▶

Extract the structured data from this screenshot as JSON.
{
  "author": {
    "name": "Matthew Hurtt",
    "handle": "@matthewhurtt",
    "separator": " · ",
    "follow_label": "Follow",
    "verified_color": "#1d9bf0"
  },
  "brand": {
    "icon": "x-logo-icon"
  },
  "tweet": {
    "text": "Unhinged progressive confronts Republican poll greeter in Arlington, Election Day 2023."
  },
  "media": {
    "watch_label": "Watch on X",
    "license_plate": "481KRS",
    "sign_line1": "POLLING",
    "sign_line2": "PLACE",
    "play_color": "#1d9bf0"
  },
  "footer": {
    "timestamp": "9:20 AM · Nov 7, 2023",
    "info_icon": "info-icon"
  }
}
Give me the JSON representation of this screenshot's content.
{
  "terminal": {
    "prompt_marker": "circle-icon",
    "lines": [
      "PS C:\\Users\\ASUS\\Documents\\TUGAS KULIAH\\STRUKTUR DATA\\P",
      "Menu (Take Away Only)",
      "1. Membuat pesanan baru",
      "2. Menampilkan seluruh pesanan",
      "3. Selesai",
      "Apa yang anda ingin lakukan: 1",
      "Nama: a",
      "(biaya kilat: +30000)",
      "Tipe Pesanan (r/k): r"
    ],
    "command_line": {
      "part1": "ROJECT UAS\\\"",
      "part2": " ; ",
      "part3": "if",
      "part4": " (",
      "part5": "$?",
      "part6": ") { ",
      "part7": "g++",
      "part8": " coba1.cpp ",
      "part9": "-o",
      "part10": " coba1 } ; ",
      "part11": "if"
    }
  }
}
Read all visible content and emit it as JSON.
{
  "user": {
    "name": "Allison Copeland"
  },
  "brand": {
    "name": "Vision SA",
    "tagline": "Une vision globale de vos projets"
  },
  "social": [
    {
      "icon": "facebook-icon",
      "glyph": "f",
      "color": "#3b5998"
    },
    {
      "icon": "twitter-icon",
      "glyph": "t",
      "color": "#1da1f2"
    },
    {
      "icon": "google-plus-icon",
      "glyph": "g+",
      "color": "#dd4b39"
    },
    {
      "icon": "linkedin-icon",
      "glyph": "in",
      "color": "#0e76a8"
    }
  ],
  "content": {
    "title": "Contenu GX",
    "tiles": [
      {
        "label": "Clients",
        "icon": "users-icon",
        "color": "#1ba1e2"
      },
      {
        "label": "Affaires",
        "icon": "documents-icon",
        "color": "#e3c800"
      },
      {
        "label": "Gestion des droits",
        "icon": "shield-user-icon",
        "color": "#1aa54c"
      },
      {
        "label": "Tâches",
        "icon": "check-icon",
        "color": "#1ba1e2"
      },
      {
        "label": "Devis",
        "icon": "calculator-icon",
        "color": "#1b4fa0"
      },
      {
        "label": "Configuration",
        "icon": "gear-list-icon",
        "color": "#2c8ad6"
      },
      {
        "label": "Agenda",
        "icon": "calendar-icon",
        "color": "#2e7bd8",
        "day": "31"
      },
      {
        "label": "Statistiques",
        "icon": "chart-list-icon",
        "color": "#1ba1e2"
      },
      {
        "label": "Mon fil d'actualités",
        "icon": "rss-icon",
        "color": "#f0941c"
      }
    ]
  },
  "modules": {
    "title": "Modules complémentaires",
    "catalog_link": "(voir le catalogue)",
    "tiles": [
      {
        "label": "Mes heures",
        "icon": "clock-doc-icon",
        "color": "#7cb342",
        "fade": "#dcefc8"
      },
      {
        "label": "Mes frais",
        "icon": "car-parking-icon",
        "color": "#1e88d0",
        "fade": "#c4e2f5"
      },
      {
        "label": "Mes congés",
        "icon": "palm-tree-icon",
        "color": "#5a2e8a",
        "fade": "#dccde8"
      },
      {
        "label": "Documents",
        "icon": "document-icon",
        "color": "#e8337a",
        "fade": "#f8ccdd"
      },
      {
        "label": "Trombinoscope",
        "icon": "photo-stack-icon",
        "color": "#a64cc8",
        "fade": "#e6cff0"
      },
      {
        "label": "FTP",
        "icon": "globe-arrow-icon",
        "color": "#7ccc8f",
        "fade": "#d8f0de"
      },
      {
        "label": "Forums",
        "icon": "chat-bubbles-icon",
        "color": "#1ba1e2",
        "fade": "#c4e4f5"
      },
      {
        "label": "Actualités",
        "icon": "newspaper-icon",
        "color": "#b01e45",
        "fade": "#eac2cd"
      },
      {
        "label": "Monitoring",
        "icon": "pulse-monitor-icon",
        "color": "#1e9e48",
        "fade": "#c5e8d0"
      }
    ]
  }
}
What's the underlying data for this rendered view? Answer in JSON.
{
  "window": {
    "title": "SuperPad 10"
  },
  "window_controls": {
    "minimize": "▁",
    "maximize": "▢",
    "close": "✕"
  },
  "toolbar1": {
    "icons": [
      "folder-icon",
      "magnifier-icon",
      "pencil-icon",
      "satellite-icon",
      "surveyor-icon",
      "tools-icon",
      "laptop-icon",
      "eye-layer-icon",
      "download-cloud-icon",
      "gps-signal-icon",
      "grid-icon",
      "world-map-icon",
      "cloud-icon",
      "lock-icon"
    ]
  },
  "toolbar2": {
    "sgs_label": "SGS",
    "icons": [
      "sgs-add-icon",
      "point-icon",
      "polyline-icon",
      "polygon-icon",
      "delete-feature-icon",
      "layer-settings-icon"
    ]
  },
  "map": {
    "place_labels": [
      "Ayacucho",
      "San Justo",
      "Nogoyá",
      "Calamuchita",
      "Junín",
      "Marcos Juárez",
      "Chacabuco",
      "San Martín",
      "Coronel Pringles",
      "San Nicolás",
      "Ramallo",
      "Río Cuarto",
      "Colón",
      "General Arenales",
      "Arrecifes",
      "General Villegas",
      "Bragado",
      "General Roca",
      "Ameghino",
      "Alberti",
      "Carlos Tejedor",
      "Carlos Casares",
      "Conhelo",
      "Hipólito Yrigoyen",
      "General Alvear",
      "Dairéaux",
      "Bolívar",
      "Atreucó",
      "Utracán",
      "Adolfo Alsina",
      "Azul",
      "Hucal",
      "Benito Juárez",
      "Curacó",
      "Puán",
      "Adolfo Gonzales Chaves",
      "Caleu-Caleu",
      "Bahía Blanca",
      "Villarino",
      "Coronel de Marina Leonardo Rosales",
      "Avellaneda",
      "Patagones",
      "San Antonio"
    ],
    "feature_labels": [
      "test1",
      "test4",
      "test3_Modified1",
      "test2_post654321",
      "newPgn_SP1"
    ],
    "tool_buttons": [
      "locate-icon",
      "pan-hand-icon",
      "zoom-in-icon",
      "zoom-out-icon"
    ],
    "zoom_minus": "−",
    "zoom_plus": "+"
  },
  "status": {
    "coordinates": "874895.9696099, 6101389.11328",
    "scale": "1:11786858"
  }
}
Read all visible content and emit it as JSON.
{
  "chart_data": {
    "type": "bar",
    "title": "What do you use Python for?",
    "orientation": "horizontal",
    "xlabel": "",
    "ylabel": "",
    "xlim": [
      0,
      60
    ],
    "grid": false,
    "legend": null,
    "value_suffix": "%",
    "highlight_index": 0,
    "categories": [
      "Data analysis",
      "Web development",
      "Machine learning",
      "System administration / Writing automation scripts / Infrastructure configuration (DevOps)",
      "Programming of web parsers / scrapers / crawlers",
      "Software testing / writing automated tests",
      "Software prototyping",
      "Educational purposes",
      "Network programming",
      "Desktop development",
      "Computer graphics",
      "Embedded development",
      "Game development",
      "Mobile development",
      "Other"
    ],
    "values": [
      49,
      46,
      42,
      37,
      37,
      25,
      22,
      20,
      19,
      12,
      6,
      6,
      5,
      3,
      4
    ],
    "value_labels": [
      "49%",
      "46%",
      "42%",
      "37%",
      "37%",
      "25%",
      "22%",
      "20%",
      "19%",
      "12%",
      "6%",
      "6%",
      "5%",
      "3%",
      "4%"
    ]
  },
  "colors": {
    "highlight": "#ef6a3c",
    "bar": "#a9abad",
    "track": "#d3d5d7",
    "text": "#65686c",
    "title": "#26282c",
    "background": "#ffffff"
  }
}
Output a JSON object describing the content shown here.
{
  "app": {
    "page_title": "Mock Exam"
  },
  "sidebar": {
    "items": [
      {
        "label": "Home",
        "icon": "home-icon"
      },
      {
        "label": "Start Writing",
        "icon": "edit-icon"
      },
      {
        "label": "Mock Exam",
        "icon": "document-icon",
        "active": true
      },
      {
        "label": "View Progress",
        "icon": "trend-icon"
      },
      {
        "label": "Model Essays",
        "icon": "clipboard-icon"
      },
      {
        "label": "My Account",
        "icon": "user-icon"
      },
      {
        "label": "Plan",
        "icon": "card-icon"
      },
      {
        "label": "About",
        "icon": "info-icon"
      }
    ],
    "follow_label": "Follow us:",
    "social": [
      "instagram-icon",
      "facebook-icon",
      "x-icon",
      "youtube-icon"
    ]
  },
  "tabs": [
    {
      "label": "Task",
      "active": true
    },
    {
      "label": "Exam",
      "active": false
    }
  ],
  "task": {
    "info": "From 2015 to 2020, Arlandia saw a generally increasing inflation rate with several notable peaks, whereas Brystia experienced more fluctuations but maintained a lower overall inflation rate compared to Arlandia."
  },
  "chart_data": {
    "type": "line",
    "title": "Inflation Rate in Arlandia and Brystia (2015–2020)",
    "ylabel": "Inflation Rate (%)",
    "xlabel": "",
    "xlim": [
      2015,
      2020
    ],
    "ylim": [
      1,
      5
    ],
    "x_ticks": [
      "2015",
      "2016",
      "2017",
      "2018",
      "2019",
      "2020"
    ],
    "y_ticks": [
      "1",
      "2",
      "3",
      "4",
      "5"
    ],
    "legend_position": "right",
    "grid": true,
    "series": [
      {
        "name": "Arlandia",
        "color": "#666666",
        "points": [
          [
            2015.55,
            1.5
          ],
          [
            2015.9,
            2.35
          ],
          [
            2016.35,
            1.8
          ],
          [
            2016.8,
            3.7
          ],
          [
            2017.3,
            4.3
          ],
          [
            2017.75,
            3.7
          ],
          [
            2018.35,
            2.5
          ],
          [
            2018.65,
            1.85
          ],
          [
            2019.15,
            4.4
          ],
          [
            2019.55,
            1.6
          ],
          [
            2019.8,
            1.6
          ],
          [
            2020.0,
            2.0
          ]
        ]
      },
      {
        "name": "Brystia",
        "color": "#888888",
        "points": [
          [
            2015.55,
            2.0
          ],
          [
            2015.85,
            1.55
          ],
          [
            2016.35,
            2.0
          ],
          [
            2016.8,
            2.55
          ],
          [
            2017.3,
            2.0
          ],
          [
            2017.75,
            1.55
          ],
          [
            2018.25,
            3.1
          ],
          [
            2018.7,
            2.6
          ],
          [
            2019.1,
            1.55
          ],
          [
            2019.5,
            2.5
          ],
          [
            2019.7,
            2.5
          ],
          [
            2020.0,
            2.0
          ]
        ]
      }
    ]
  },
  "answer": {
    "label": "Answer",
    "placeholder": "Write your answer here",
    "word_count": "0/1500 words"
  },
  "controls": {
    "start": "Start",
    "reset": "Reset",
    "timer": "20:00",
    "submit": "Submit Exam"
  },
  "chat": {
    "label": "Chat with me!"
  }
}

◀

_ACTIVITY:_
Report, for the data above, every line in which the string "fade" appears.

_RESPONSE TO THE TASK:_
        "fade": "#dcefc8"
        "fade": "#c4e2f5"
        "fade": "#dccde8"
        "fade": "#f8ccdd"
        "fade": "#e6cff0"
        "fade": "#d8f0de"
        "fade": "#c4e4f5"
        "fade": "#eac2cd"
        "fade": "#c5e8d0"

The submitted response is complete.